chapter  9
Creative and Media Diploma: Jon Wardle and Emma Walters
ByJON WARDLE, EMMA WALTERS
Pages 14

In 1985 Routledge published Teaching the Media by Len Masterman. He identified many of the key issues in media education and offered a blueprint upon which subsequent important contributors such as Buckingham (2003), Burn (2007), Gauntlett (2007), Jenkins (2008) and McDougall (2006) built a more nuanced understanding of, and rationale for, subject discipline. There have been moments of agreement: the introduction of A level Media Studies legitimized the work of the secondary media teacher (now more students do A level Media Studies than Physics); and times of disagreement – the value of sector-related so-called ‘vocational’ courses. Such diverse views are articulated more comprehensively in McDougall (2006). However, a quarter of a century on it is clear that there is a broad consensus in the theoretical framework for Media Studies that:

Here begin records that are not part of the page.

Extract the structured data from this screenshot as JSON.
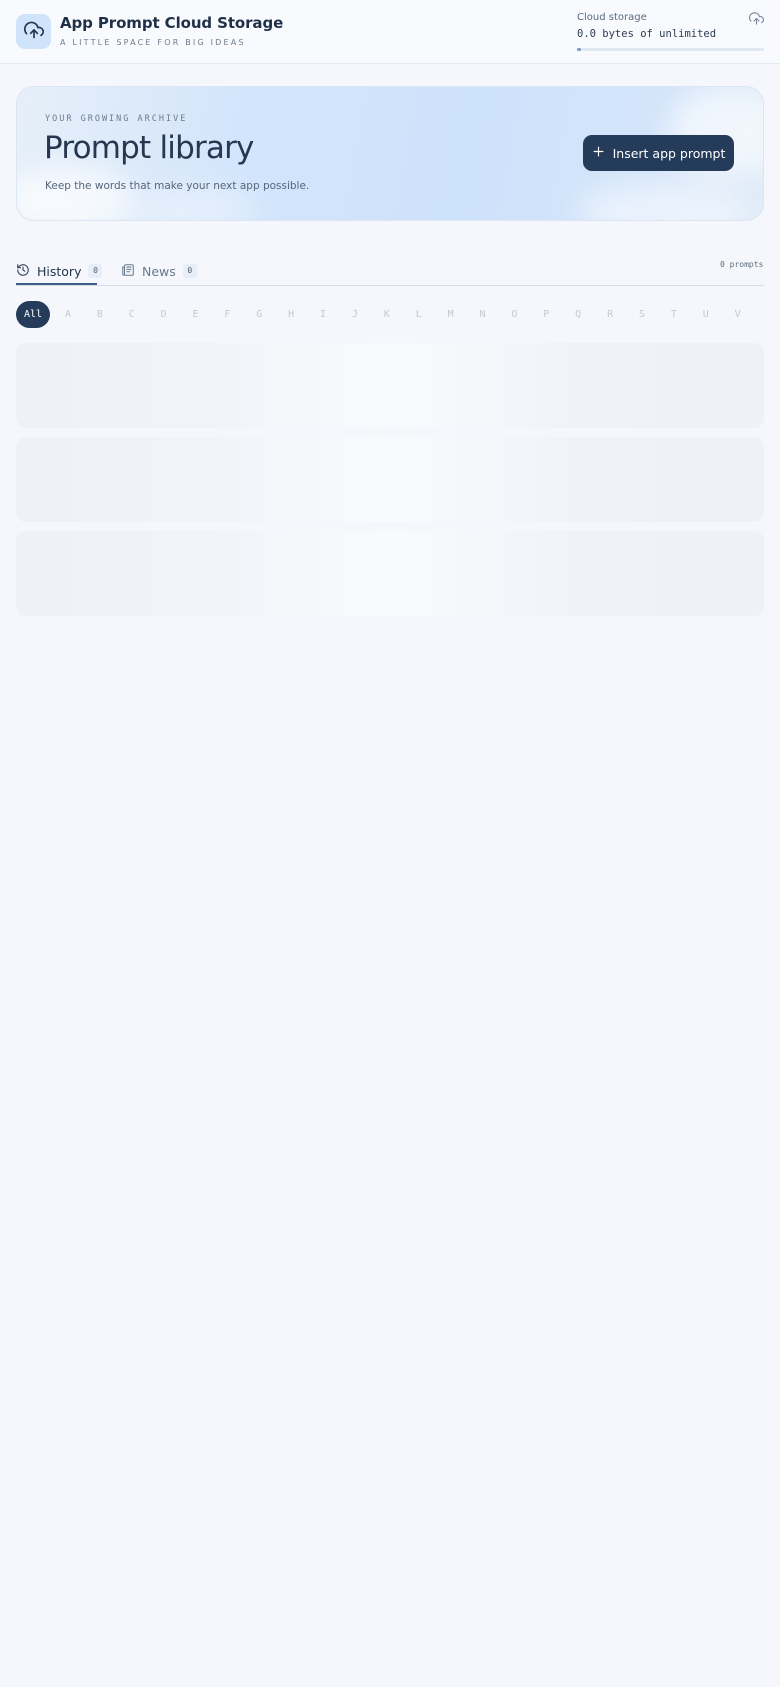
{
  "header": {
    "app_title": "App Prompt Cloud Storage",
    "tagline": "A LITTLE SPACE FOR BIG IDEAS",
    "logo_icon": "cloud-upload-icon",
    "storage": {
      "label": "Cloud storage",
      "value": "0.0 bytes of unlimited",
      "used_fraction": 0.0,
      "icon": "cloud-upload-icon"
    }
  },
  "hero": {
    "eyebrow": "YOUR GROWING ARCHIVE",
    "title": "Prompt library",
    "subtitle": "Keep the words that make your next app possible.",
    "insert_button_label": "Insert app prompt"
  },
  "tabs": [
    {
      "label": "History",
      "count": "0",
      "icon": "history-icon",
      "active": true
    },
    {
      "label": "News",
      "count": "0",
      "icon": "newspaper-icon",
      "active": false
    }
  ],
  "prompt_total": "0 prompts",
  "letter_filter": {
    "all_label": "All",
    "letters": [
      "A",
      "B",
      "C",
      "D",
      "E",
      "F",
      "G",
      "H",
      "I",
      "J",
      "K",
      "L",
      "M",
      "N",
      "O",
      "P",
      "Q",
      "R",
      "S",
      "T",
      "U",
      "V"
    ]
  },
  "colors": {
    "page_background": "#f5f7fc",
    "primary": "#243b5a",
    "accent_light": "#cfe3fb",
    "muted_letter": "#c2cad6"
  }
}
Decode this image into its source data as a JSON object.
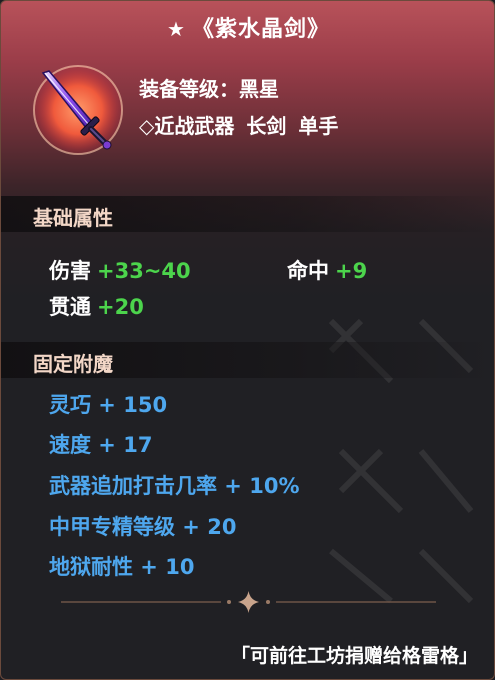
{
  "item": {
    "star": "★",
    "name": "《紫水晶剑》",
    "icon": "purple-sword-icon",
    "equip_level_label": "装备等级：",
    "equip_level_value": "黑星",
    "type_marker": "◇",
    "type_parts": [
      "近战武器",
      "长剑",
      "单手"
    ]
  },
  "basic_section": {
    "header": "基础属性",
    "stats": [
      {
        "label": "伤害",
        "value": "+33~40"
      },
      {
        "label": "命中",
        "value": "+9"
      },
      {
        "label": "贯通",
        "value": "+20"
      }
    ]
  },
  "enchant_section": {
    "header": "固定附魔",
    "lines": [
      "灵巧 + 150",
      "速度 + 17",
      "武器追加打击几率 + 10%",
      "中甲专精等级 + 20",
      "地狱耐性 + 10"
    ]
  },
  "footer": "「可前往工坊捐赠给格雷格」",
  "colors": {
    "stat_value": "#4cd44c",
    "enchant": "#4ea7ee",
    "header_text": "#f3d7c7"
  }
}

• media representations are not reality; • the media are produced by organizations and individuals and therefore can and should

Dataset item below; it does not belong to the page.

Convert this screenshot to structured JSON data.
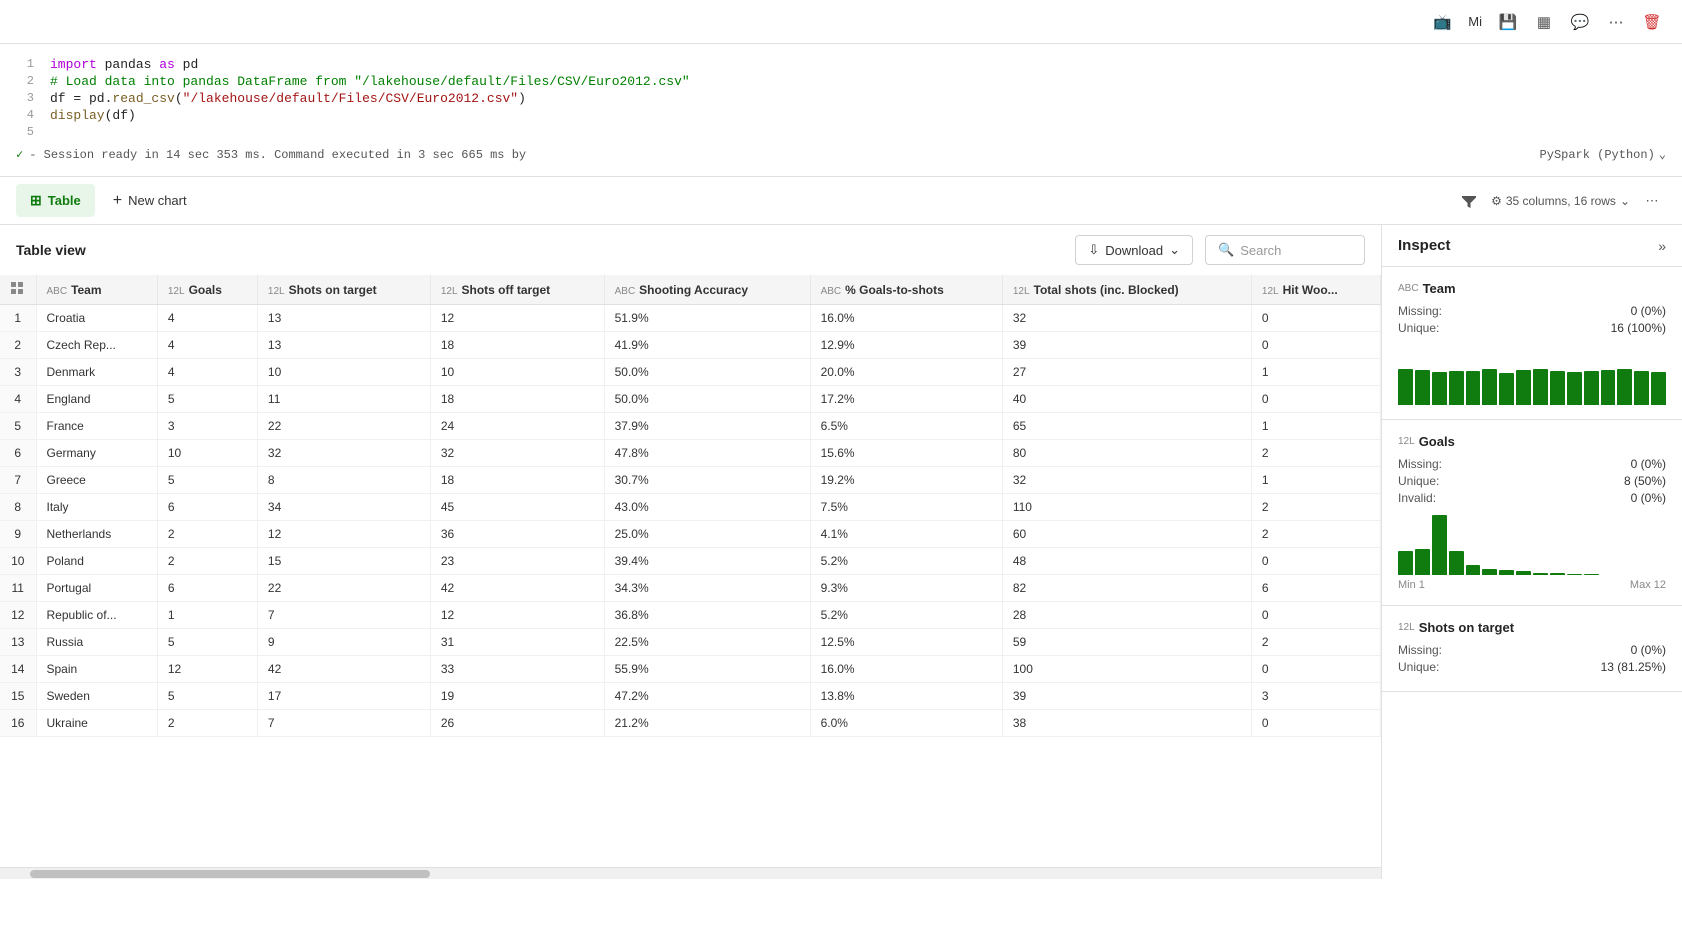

be read critically; • the media are now not only received, but also reinterpreted by audiences.